Observe and Identify
Coaches should possess the ability to observe and identify moments in the game. This is often an overlooked aspect of coaching; the ability to take a step back and observe. Is it a breakdown, is that breakdown technical or tactical (or both) or is it something that you've done well that could be improved further? To take this observation a step further, use a notepad and pen to write down key moment's in the game, trends or things that stick out in your mind (note the time). Alternatively, try tagging a game using an app such as vLoop.
It's not enough to simply observe and identify moments in the game though. Being able to break down those moments and examine them in a detailed fashion is the key difference between observation and analysis. Can you drill down into the elements or structure that contribute to what you observed. Think about the 5 W's (Who, What, Where, When, Why) or break things down using these questions as a guideline:
- What is their formation in attack?
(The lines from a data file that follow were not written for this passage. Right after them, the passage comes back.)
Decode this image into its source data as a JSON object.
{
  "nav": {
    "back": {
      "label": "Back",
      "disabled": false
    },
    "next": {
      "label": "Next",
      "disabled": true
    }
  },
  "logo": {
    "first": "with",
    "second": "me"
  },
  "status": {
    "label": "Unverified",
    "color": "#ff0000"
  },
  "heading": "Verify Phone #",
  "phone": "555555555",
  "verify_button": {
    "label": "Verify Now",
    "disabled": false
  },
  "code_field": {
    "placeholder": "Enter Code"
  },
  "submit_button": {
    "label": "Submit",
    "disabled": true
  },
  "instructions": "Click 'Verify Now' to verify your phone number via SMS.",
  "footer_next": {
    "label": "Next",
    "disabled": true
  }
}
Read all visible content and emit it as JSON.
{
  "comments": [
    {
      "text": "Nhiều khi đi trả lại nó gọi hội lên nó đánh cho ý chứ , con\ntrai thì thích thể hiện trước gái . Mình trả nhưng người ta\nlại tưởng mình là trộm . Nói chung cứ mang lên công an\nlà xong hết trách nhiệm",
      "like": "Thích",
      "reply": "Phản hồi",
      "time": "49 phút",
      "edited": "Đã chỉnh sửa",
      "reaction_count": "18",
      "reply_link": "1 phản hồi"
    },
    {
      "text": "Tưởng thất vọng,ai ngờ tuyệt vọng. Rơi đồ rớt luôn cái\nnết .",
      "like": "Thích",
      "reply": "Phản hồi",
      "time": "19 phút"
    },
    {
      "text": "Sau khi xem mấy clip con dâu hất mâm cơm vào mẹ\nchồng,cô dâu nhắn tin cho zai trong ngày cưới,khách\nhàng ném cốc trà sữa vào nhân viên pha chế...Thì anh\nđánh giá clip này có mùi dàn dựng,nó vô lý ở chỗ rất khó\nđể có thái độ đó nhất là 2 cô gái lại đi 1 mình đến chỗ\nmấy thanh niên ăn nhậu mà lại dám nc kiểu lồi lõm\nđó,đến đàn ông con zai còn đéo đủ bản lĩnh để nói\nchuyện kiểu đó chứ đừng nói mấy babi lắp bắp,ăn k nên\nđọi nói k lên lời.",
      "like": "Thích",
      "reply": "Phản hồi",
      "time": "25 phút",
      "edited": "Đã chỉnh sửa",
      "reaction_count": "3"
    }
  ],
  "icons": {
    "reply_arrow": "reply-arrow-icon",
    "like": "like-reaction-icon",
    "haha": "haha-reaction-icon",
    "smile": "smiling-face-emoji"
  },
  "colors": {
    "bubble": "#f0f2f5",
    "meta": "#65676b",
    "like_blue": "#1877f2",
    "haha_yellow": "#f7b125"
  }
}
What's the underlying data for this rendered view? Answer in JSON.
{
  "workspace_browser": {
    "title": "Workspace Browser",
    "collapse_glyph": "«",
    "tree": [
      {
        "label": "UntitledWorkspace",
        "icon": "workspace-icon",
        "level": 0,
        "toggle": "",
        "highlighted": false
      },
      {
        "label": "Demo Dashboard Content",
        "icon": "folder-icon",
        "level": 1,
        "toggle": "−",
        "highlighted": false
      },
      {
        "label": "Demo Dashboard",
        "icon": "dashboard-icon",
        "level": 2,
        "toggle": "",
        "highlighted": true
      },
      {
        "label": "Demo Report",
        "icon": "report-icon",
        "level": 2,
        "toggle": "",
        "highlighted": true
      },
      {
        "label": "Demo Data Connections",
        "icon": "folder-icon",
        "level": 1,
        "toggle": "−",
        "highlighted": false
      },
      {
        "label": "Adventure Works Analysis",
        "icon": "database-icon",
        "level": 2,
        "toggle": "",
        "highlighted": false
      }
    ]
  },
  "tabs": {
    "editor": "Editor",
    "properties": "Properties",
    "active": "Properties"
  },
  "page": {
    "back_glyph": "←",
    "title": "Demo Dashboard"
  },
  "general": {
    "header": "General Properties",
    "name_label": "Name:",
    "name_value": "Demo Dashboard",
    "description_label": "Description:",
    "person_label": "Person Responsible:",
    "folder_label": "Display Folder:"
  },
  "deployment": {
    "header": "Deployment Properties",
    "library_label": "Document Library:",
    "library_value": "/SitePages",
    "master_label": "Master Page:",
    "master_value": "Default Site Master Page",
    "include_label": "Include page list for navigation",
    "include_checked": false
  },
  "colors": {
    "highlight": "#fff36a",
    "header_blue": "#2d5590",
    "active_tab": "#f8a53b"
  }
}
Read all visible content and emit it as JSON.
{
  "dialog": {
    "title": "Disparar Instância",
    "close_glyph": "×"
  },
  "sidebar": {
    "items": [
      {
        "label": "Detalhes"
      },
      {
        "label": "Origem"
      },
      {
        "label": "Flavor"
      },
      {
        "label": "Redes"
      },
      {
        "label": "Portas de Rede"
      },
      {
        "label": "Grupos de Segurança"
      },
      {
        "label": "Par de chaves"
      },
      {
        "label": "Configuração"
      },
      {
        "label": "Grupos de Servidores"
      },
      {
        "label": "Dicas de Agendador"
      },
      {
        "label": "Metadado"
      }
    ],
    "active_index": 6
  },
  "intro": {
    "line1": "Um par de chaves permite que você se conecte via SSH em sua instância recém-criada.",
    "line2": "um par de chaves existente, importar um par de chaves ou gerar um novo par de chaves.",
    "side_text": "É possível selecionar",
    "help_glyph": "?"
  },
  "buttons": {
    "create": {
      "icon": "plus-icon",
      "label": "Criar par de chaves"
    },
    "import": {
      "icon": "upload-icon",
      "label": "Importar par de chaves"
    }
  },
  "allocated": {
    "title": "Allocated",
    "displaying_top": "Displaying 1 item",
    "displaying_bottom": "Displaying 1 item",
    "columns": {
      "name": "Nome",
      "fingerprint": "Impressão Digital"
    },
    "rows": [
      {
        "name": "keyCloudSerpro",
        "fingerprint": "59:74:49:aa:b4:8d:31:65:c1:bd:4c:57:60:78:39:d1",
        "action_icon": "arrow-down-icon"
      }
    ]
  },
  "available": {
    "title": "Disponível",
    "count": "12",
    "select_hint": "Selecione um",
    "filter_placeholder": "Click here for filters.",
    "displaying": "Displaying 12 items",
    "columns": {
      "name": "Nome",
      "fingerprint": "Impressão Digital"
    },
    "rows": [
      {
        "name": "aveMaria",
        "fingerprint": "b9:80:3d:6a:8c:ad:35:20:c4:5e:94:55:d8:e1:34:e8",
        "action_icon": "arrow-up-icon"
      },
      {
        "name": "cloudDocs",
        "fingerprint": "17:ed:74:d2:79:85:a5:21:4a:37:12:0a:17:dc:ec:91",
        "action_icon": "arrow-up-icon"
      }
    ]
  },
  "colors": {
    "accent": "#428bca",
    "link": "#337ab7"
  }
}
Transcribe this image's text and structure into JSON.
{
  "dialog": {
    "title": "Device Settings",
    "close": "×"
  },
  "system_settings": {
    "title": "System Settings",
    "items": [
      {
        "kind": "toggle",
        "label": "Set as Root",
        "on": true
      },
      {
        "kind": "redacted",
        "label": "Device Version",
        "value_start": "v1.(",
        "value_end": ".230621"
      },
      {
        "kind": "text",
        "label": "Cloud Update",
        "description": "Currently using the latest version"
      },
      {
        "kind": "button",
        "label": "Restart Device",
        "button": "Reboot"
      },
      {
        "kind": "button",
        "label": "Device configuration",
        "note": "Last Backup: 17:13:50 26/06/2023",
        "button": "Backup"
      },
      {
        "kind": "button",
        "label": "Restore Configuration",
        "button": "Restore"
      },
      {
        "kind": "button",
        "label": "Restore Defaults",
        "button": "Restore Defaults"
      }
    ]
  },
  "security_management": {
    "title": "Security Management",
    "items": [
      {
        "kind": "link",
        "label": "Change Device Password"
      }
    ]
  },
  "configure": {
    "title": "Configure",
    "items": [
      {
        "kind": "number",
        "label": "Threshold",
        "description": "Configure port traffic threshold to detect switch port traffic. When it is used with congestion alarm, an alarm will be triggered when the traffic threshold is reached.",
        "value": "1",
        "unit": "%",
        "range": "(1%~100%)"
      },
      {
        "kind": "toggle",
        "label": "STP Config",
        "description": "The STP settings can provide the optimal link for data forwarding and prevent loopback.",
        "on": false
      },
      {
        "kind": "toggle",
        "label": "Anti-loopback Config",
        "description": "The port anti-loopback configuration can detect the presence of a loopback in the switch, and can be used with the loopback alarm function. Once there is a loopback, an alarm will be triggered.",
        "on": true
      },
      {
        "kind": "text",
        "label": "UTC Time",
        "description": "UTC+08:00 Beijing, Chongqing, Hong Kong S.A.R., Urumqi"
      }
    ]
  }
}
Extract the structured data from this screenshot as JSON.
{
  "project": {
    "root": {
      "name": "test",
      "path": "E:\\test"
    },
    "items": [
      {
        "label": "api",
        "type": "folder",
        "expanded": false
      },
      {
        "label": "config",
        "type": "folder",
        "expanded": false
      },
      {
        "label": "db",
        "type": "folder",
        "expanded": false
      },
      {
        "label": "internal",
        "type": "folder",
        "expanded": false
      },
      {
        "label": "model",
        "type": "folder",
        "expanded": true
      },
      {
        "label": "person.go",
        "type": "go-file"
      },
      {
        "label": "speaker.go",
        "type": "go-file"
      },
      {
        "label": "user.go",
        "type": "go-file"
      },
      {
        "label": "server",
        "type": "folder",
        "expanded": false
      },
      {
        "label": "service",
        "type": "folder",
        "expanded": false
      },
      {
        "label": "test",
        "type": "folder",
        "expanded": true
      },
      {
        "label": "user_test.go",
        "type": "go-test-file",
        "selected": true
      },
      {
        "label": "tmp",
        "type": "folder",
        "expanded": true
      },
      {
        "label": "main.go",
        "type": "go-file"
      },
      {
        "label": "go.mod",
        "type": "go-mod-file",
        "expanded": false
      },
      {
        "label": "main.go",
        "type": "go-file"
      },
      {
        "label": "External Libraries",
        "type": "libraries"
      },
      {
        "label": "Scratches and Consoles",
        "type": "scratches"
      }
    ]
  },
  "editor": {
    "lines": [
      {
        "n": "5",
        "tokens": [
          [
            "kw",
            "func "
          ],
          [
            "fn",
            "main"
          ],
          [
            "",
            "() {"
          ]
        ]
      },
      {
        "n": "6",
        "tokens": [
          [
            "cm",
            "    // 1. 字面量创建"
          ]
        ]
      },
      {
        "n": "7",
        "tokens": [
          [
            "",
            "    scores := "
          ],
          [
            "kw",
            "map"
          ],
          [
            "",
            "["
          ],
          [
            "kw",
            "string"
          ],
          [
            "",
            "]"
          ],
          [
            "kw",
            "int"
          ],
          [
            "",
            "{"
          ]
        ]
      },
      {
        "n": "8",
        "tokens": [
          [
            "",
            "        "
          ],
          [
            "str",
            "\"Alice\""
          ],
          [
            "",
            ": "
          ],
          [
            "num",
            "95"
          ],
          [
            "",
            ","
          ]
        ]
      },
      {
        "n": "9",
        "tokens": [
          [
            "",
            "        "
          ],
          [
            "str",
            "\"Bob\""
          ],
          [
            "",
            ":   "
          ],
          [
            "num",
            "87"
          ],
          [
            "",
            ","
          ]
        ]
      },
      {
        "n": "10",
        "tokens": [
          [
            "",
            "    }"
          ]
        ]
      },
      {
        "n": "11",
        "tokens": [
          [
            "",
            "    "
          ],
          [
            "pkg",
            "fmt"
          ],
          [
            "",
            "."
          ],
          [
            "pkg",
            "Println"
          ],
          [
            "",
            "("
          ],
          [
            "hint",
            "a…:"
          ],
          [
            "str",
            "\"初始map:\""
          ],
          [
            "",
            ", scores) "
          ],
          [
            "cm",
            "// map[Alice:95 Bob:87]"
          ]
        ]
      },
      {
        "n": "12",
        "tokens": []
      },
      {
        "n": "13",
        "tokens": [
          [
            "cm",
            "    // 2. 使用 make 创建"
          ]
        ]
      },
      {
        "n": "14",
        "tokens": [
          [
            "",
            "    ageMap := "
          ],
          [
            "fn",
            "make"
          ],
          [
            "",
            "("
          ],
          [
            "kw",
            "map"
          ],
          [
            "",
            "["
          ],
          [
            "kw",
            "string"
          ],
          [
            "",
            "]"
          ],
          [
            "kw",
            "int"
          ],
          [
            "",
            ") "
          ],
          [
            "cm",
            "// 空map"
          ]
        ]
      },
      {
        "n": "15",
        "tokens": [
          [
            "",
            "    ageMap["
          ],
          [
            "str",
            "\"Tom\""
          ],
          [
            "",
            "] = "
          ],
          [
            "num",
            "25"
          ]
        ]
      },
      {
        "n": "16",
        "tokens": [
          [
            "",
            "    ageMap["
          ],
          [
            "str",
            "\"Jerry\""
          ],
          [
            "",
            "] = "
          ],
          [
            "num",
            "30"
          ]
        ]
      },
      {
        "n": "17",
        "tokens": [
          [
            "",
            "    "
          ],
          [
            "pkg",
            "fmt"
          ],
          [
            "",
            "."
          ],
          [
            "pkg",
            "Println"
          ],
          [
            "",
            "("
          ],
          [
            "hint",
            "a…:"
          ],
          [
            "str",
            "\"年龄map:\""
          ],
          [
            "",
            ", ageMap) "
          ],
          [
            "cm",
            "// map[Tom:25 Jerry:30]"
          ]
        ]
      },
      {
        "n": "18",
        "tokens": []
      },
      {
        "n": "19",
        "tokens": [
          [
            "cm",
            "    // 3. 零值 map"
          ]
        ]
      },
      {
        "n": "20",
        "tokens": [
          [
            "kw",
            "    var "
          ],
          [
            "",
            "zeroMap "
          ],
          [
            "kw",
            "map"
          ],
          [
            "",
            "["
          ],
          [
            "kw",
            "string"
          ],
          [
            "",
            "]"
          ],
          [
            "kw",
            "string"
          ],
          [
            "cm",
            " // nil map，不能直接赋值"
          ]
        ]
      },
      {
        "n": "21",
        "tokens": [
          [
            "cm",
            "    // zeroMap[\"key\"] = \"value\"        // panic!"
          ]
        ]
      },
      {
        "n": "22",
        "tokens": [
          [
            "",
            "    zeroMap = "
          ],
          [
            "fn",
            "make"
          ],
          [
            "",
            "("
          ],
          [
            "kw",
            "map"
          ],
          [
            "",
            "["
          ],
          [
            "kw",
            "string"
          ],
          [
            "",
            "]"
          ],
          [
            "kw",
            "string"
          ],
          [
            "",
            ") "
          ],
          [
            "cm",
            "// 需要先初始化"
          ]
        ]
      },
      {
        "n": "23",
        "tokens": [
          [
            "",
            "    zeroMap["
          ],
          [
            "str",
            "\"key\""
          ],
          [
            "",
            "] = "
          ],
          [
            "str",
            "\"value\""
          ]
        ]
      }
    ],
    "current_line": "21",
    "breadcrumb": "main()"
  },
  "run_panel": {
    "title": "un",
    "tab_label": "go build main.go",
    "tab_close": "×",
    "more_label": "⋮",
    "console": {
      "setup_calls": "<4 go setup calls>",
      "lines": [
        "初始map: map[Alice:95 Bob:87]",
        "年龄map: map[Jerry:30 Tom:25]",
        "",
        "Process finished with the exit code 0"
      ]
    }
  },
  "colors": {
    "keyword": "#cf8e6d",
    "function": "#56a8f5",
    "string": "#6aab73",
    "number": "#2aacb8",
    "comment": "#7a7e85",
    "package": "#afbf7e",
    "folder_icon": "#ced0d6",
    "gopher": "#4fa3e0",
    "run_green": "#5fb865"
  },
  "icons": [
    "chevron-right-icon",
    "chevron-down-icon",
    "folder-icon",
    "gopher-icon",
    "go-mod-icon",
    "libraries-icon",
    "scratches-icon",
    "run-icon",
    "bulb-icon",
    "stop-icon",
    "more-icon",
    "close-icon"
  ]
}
Can you diagram/illustrate it?
- How do they build up? How do they play through the thirds of the field? How do they penetrate in the final third?
- How do different units on the field combine? E.g. the attackers and midfielders or the midfielders and defenders?
- Who are the three key influencers on the game? Why?
- What does the opposition do that influences our style of play?
The most important part of this entire process is the way that information is fed back to the players/teams. It's all very well and good being able to pick out the right moments and be able to break it down to the minutest detail. But if you are unable to communicate it clearly to those that need the info, it can be a wasted talent.
Whether it's a session plan, a one on one talk or sitting down with some video analysis, the information needs to be clear and concise and wherever possible, the use of visuals can really add to a player's understanding if they can see what you're talking about.
Match Analysis can be broken down into three components. Your ability to observe and identify moments in the game, how you break that information down and analyse it and how that information is then communicated back. This is a rare skill set that can branch in to all areas of coaching. Think about how this influences match analysis but also delivering half time team talks or even the ability to identify and make stoppages in training.